A new study released this month says West Virginia has the 5th largest number of people signing up to join AmeriCorps. Those volunteers serve in West Virginia and across the country.
AmeriCorps is a national service program that was created by President Bill Clinton in 1994 and is often referred to as the domestic Peace Corps.
Some of the programs in West Virginia where AmeriCorps members serve include:
1. Energy Express: a tutoring and literacy program
2. Lifebridge: AmeriCorps who are veterans help veterans transition back to civilian life
3. DisasterCorps: AmeriCorps train with the Red Cross to assist communities hit by floods and other disasters
4. Appalachian Forest Heritage Area: AmeriCorps work on cultural and forestry programs, based out of Elkins.

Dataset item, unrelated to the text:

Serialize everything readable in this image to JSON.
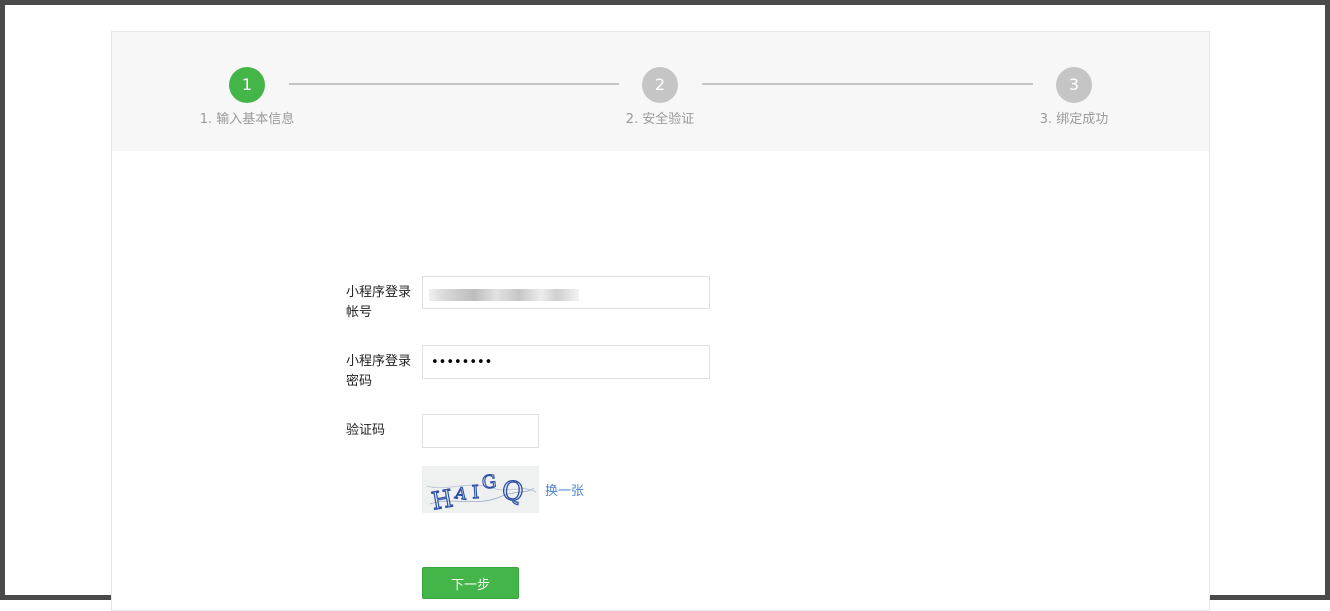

West Virginia has a long history of strong volunteer programs, going back to the sixties when VISTA volunteers came to help people in the coal fields. Bill Basl, director of AmeriCorps, says he thinks one of the reasons so many West Virginians are signing up for his program is because many of them grow up volunteering in their local community.
“It’s that neighbor helping neighbor ethic, that ethic of home grown service, that helps then an individual make that step. So a step to AmeriCorps may not be as big to an individual who has already volunteered in their community, and then says, 'well maybe I can make that kind of commitment for a year.'"
Basl adds that another reason for the high number of AmeriCorps could be the lack of employment options in the state. AmeriCorps members serve 1-4 years and are paid a living stipend (usually between $900 and $2,000 a month) and receive health benefits. AmeriCorps members also receive an education award at the end of their service.